EXTRACTED INFORMATION:
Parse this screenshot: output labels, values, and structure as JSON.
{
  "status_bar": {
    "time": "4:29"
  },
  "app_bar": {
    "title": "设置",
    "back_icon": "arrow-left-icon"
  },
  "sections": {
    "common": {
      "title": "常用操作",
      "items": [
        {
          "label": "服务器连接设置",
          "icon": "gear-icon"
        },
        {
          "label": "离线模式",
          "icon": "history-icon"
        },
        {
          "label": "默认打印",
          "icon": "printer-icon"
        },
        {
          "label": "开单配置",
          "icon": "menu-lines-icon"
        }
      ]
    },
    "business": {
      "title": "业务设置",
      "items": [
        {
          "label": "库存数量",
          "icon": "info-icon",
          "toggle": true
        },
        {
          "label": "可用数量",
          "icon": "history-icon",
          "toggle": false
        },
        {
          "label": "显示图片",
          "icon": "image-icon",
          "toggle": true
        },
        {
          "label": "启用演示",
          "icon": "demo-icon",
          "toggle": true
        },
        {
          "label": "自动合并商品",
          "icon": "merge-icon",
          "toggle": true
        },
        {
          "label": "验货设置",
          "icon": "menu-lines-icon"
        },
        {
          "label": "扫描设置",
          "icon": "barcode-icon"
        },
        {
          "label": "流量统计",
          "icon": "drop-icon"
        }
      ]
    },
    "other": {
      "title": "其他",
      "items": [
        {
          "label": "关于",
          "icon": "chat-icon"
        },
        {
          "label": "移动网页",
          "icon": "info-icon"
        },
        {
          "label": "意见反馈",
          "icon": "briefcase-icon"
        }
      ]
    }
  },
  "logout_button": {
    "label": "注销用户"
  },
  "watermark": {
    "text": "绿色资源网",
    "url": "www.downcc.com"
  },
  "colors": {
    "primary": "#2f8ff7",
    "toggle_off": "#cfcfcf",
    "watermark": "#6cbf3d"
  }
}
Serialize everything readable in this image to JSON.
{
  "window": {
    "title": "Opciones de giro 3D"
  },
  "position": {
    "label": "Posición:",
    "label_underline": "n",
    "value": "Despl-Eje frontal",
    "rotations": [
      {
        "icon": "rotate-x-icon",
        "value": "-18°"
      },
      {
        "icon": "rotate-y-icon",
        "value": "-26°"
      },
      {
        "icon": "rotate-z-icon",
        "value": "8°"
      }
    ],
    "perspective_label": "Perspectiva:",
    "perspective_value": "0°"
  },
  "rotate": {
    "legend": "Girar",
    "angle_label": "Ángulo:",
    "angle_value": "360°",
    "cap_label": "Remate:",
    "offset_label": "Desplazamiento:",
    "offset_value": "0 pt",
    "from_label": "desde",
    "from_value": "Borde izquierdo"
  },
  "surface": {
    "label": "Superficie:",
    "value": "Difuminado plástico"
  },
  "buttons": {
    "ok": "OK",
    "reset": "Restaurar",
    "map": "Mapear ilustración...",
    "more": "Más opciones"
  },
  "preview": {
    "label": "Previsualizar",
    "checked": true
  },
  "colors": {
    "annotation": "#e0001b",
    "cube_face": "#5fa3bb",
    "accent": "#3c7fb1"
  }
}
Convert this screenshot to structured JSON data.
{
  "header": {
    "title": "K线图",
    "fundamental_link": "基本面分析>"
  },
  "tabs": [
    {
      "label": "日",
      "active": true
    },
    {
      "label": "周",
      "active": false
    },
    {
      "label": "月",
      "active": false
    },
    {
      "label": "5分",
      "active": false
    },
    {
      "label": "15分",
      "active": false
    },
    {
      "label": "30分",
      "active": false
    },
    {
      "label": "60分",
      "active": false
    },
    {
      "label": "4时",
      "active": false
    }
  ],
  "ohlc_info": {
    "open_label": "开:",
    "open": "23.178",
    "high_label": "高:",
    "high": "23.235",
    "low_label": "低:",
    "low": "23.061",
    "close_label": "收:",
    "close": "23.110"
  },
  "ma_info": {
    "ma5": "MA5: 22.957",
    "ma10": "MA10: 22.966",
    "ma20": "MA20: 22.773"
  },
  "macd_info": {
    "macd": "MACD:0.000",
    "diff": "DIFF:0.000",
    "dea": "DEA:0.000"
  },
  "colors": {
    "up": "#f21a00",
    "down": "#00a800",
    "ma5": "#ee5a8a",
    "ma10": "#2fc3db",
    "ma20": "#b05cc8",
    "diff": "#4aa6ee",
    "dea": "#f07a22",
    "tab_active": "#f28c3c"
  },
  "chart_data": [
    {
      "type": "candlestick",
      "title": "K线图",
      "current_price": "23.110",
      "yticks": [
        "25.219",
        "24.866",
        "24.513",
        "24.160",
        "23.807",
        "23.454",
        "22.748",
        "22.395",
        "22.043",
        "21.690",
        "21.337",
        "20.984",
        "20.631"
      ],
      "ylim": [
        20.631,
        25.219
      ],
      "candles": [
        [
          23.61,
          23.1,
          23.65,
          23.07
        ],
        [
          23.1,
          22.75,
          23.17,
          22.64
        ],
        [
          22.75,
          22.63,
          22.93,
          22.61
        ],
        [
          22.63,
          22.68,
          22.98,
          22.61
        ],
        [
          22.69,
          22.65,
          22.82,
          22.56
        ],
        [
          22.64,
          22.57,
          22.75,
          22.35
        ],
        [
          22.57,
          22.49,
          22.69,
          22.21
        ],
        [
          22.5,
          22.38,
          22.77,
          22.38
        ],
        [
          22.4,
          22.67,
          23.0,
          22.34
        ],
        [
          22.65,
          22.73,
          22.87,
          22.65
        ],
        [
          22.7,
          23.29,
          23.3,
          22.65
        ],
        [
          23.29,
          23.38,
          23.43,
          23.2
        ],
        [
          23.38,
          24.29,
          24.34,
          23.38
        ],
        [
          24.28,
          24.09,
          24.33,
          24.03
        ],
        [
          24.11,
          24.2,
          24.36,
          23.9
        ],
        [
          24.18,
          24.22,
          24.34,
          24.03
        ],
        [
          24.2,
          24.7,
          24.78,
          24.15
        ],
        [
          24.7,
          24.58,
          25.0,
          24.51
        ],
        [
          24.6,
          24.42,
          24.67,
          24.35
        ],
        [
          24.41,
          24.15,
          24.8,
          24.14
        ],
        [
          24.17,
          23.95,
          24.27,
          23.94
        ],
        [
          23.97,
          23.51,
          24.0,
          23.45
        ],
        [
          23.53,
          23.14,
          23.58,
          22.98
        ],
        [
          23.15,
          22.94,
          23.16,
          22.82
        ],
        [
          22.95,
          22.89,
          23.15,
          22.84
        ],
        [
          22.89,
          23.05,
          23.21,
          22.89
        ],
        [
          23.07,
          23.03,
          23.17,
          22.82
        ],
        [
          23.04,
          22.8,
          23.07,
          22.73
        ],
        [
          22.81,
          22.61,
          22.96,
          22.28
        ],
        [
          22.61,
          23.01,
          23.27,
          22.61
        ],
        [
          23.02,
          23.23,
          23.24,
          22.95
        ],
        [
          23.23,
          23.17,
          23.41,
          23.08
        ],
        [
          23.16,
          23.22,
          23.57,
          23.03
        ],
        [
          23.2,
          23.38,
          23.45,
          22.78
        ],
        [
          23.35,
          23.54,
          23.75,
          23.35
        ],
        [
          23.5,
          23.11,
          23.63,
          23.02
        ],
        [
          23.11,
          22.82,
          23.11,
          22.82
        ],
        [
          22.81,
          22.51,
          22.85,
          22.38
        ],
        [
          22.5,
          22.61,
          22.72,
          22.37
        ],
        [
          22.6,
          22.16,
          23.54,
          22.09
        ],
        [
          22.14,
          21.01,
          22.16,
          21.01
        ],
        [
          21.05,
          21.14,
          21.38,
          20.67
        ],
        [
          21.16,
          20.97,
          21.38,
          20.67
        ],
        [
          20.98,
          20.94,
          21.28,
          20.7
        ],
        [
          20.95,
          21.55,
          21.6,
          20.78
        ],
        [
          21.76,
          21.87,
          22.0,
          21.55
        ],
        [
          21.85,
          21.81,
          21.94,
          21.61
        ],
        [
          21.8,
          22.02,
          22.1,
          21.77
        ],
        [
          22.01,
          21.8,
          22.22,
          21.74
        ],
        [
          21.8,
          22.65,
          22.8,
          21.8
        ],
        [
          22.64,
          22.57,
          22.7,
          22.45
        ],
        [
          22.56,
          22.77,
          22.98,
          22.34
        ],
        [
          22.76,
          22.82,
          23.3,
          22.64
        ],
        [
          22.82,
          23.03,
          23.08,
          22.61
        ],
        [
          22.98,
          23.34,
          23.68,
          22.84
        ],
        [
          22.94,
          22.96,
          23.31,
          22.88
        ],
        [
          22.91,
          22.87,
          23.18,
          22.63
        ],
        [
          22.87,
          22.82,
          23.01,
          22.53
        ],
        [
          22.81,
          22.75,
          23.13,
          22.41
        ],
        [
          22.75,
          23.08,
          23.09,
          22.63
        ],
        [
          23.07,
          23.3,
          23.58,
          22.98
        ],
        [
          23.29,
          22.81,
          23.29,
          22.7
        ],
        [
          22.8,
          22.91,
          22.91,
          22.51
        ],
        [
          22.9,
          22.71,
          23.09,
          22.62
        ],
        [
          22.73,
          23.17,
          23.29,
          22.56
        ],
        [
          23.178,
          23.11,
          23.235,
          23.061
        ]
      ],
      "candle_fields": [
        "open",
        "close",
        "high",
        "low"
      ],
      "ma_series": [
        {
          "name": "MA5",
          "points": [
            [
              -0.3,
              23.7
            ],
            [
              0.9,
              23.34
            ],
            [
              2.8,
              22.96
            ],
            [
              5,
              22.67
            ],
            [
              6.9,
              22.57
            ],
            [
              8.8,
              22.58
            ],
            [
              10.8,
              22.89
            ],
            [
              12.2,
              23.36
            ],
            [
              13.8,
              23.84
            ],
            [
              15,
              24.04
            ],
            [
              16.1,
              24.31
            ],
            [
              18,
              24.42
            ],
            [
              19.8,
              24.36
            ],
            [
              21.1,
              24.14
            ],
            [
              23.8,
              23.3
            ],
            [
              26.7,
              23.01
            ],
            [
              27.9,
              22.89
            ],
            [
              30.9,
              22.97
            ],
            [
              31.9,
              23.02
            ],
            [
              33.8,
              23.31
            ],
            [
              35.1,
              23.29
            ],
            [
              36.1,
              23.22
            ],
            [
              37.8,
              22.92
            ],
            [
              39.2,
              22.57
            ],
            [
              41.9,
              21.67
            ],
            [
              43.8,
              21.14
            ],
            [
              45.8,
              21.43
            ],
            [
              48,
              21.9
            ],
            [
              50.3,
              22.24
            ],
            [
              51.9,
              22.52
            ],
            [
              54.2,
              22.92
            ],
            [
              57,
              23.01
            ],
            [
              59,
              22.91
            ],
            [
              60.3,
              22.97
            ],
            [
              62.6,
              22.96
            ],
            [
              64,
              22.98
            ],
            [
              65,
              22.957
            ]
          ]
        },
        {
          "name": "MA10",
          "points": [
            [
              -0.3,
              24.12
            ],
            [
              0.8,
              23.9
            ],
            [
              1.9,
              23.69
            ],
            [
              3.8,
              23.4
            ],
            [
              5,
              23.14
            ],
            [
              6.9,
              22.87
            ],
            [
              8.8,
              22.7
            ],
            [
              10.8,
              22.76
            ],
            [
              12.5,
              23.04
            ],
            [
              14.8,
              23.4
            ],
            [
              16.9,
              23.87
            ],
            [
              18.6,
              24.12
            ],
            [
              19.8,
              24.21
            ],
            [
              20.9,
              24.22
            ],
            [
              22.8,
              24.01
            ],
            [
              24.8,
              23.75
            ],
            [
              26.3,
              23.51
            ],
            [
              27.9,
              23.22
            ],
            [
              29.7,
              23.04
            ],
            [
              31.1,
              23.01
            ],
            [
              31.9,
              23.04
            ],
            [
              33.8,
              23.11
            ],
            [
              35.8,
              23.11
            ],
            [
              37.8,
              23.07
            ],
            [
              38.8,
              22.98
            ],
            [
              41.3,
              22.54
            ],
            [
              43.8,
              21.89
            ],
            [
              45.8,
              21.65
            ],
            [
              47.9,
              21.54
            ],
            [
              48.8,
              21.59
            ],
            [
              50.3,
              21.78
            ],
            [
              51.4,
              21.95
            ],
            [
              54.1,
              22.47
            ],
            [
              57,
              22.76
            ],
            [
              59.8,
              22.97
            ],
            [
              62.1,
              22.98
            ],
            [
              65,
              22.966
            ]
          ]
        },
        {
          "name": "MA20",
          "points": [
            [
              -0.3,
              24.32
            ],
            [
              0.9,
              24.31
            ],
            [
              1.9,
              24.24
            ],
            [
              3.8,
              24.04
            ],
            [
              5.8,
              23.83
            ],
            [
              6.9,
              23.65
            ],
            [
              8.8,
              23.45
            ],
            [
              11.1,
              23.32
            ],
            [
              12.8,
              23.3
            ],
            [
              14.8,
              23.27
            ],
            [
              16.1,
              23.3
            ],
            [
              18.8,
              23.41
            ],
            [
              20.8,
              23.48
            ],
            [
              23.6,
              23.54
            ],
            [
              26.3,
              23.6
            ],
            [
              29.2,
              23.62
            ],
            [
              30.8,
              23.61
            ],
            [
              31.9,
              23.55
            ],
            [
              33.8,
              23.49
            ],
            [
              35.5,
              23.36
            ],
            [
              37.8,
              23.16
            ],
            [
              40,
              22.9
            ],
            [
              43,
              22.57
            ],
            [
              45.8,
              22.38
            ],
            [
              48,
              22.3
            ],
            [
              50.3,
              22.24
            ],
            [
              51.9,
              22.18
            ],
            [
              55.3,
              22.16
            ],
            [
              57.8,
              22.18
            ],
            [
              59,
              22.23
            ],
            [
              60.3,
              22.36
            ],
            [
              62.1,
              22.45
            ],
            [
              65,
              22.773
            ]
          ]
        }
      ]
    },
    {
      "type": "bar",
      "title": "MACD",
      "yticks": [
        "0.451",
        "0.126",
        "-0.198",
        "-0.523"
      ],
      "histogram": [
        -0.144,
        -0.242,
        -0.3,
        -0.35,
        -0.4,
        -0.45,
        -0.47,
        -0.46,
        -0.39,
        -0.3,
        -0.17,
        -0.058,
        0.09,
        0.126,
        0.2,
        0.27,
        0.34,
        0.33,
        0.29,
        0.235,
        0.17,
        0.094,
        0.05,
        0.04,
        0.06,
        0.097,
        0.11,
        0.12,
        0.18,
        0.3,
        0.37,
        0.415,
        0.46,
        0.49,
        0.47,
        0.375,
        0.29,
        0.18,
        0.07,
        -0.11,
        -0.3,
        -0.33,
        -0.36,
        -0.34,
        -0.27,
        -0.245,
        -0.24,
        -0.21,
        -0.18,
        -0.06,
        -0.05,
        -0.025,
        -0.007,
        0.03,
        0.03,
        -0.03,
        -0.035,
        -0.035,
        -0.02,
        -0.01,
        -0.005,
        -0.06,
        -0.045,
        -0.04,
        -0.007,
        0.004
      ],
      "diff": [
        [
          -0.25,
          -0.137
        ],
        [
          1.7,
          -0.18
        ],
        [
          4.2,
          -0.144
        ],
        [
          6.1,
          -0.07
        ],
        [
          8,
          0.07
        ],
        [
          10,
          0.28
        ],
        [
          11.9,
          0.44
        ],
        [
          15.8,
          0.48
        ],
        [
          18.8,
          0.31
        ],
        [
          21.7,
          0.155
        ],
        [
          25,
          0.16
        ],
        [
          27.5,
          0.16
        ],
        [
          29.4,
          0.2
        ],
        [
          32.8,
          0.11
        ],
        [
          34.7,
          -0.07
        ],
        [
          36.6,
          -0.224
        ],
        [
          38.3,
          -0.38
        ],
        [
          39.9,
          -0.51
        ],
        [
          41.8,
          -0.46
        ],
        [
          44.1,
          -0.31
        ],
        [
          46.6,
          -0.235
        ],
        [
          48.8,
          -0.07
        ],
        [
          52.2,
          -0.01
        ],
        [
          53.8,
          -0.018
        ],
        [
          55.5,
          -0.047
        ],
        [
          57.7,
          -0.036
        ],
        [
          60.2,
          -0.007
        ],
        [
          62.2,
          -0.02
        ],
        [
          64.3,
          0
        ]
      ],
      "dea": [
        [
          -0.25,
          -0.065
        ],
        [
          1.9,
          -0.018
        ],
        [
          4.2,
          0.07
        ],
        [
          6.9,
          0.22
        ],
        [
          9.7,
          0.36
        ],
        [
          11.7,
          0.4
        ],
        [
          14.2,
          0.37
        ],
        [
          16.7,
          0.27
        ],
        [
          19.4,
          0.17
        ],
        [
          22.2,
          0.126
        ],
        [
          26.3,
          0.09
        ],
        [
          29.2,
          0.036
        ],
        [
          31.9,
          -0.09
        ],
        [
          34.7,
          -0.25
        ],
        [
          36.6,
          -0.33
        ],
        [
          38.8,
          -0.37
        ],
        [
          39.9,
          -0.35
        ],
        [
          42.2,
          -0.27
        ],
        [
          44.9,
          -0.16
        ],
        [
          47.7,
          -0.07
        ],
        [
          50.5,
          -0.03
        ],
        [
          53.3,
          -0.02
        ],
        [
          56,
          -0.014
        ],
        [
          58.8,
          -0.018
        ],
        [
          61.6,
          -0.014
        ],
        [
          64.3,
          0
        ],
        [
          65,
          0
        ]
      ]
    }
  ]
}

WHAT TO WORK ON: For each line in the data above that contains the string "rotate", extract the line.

RESPONSE BOX:
        "icon": "rotate-x-icon",
        "icon": "rotate-y-icon",
        "icon": "rotate-z-icon",
  "rotate": {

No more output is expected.